§ **Exercise instructions**: Please print each of the entries below exactly.

§ **Source information**:
================================

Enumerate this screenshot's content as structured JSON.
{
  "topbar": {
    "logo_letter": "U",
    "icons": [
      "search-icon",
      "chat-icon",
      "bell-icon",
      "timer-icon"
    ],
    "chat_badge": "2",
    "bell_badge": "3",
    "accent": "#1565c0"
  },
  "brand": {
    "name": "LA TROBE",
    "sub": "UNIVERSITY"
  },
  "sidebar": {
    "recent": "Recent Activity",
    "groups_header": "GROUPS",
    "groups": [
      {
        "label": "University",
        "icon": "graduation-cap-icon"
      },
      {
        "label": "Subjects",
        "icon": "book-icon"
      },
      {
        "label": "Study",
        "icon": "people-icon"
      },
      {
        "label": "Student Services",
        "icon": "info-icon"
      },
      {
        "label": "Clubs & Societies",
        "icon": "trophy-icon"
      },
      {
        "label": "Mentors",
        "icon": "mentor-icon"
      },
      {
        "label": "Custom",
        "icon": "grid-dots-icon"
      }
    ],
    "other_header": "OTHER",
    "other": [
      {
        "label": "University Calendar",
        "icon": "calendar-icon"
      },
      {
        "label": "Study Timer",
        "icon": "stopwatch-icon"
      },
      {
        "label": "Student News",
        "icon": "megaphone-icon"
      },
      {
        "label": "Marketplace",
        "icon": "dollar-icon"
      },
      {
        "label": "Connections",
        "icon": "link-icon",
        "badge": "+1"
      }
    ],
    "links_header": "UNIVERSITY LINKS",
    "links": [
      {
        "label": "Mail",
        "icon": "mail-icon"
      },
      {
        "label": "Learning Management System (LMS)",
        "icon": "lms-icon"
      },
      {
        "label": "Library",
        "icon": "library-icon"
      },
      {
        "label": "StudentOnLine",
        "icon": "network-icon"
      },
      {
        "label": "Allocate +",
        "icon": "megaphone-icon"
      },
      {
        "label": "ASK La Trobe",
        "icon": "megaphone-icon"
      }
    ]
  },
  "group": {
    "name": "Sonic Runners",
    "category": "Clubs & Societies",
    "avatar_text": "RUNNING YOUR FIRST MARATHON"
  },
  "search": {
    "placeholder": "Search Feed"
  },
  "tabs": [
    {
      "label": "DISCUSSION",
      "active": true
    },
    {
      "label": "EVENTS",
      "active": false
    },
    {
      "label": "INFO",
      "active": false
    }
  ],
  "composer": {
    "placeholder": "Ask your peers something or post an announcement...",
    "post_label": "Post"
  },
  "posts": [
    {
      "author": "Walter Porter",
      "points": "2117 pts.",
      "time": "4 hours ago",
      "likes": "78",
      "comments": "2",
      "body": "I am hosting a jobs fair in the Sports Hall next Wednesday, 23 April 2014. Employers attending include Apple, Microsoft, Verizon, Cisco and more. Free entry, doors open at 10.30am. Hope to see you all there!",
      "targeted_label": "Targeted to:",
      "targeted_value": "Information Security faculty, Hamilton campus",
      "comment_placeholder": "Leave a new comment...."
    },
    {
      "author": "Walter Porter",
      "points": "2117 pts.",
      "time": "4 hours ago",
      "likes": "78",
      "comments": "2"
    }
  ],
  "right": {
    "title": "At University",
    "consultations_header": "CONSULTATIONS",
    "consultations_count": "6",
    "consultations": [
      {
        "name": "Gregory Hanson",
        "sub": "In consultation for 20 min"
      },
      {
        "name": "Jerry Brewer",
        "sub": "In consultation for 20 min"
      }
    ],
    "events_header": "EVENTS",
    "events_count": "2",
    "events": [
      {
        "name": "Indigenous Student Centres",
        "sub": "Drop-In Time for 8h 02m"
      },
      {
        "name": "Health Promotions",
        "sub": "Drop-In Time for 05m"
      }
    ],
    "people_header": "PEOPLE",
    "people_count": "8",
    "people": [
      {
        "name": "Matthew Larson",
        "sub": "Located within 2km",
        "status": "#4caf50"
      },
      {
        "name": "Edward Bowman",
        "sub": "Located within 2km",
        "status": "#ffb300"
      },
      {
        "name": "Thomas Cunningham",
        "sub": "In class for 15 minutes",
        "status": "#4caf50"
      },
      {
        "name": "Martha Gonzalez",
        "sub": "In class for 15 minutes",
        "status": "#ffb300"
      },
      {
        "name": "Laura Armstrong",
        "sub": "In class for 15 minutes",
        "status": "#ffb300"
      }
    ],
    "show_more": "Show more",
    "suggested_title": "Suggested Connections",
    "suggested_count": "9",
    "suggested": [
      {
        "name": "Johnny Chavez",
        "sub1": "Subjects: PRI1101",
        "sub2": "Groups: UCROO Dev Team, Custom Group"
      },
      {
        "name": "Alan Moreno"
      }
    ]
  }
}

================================

§ **Exercise answer**:
Enumerate this screenshot's content as structured JSON.
{
  "topbar": {
    "logo_letter": "U",
    "icons": [
      "search-icon",
      "chat-icon",
      "bell-icon",
      "timer-icon"
    ],
    "chat_badge": "2",
    "bell_badge": "3",
    "accent": "#1565c0"
  },
  "brand": {
    "name": "LA TROBE",
    "sub": "UNIVERSITY"
  },
  "sidebar": {
    "recent": "Recent Activity",
    "groups_header": "GROUPS",
    "groups": [
      {
        "label": "University",
        "icon": "graduation-cap-icon"
      },
      {
        "label": "Subjects",
        "icon": "book-icon"
      },
      {
        "label": "Study",
        "icon": "people-icon"
      },
      {
        "label": "Student Services",
        "icon": "info-icon"
      },
      {
        "label": "Clubs & Societies",
        "icon": "trophy-icon"
      },
      {
        "label": "Mentors",
        "icon": "mentor-icon"
      },
      {
        "label": "Custom",
        "icon": "grid-dots-icon"
      }
    ],
    "other_header": "OTHER",
    "other": [
      {
        "label": "University Calendar",
        "icon": "calendar-icon"
      },
      {
        "label": "Study Timer",
        "icon": "stopwatch-icon"
      },
      {
        "label": "Student News",
        "icon": "megaphone-icon"
      },
      {
        "label": "Marketplace",
        "icon": "dollar-icon"
      },
      {
        "label": "Connections",
        "icon": "link-icon",
        "badge": "+1"
      }
    ],
    "links_header": "UNIVERSITY LINKS",
    "links": [
      {
        "label": "Mail",
        "icon": "mail-icon"
      },
      {
        "label": "Learning Management System (LMS)",
        "icon": "lms-icon"
      },
      {
        "label": "Library",
        "icon": "library-icon"
      },
      {
        "label": "StudentOnLine",
        "icon": "network-icon"
      },
      {
        "label": "Allocate +",
        "icon": "megaphone-icon"
      },
      {
        "label": "ASK La Trobe",
        "icon": "megaphone-icon"
      }
    ]
  },
  "group": {
    "name": "Sonic Runners",
    "category": "Clubs & Societies",
    "avatar_text": "RUNNING YOUR FIRST MARATHON"
  },
  "search": {
    "placeholder": "Search Feed"
  },
  "tabs": [
    {
      "label": "DISCUSSION",
      "active": true
    },
    {
      "label": "EVENTS",
      "active": false
    },
    {
      "label": "INFO",
      "active": false
    }
  ],
  "composer": {
    "placeholder": "Ask your peers something or post an announcement...",
    "post_label": "Post"
  },
  "posts": [
    {
      "author": "Walter Porter",
      "points": "2117 pts.",
      "time": "4 hours ago",
      "likes": "78",
      "comments": "2",
      "body": "I am hosting a jobs fair in the Sports Hall next Wednesday, 23 April 2014. Employers attending include Apple, Microsoft, Verizon, Cisco and more. Free entry, doors open at 10.30am. Hope to see you all there!",
      "targeted_label": "Targeted to:",
      "targeted_value": "Information Security faculty, Hamilton campus",
      "comment_placeholder": "Leave a new comment...."
    },
    {
      "author": "Walter Porter",
      "points": "2117 pts.",
      "time": "4 hours ago",
      "likes": "78",
      "comments": "2"
    }
  ],
  "right": {
    "title": "At University",
    "consultations_header": "CONSULTATIONS",
    "consultations_count": "6",
    "consultations": [
      {
        "name": "Gregory Hanson",
        "sub": "In consultation for 20 min"
      },
      {
        "name": "Jerry Brewer",
        "sub": "In consultation for 20 min"
      }
    ],
    "events_header": "EVENTS",
    "events_count": "2",
    "events": [
      {
        "name": "Indigenous Student Centres",
        "sub": "Drop-In Time for 8h 02m"
      },
      {
        "name": "Health Promotions",
        "sub": "Drop-In Time for 05m"
      }
    ],
    "people_header": "PEOPLE",
    "people_count": "8",
    "people": [
      {
        "name": "Matthew Larson",
        "sub": "Located within 2km",
        "status": "#4caf50"
      },
      {
        "name": "Edward Bowman",
        "sub": "Located within 2km",
        "status": "#ffb300"
      },
      {
        "name": "Thomas Cunningham",
        "sub": "In class for 15 minutes",
        "status": "#4caf50"
      },
      {
        "name": "Martha Gonzalez",
        "sub": "In class for 15 minutes",
        "status": "#ffb300"
      },
      {
        "name": "Laura Armstrong",
        "sub": "In class for 15 minutes",
        "status": "#ffb300"
      }
    ],
    "show_more": "Show more",
    "suggested_title": "Suggested Connections",
    "suggested_count": "9",
    "suggested": [
      {
        "name": "Johnny Chavez",
        "sub1": "Subjects: PRI1101",
        "sub2": "Groups: UCROO Dev Team, Custom Group"
      },
      {
        "name": "Alan Moreno"
      }
    ]
  }
}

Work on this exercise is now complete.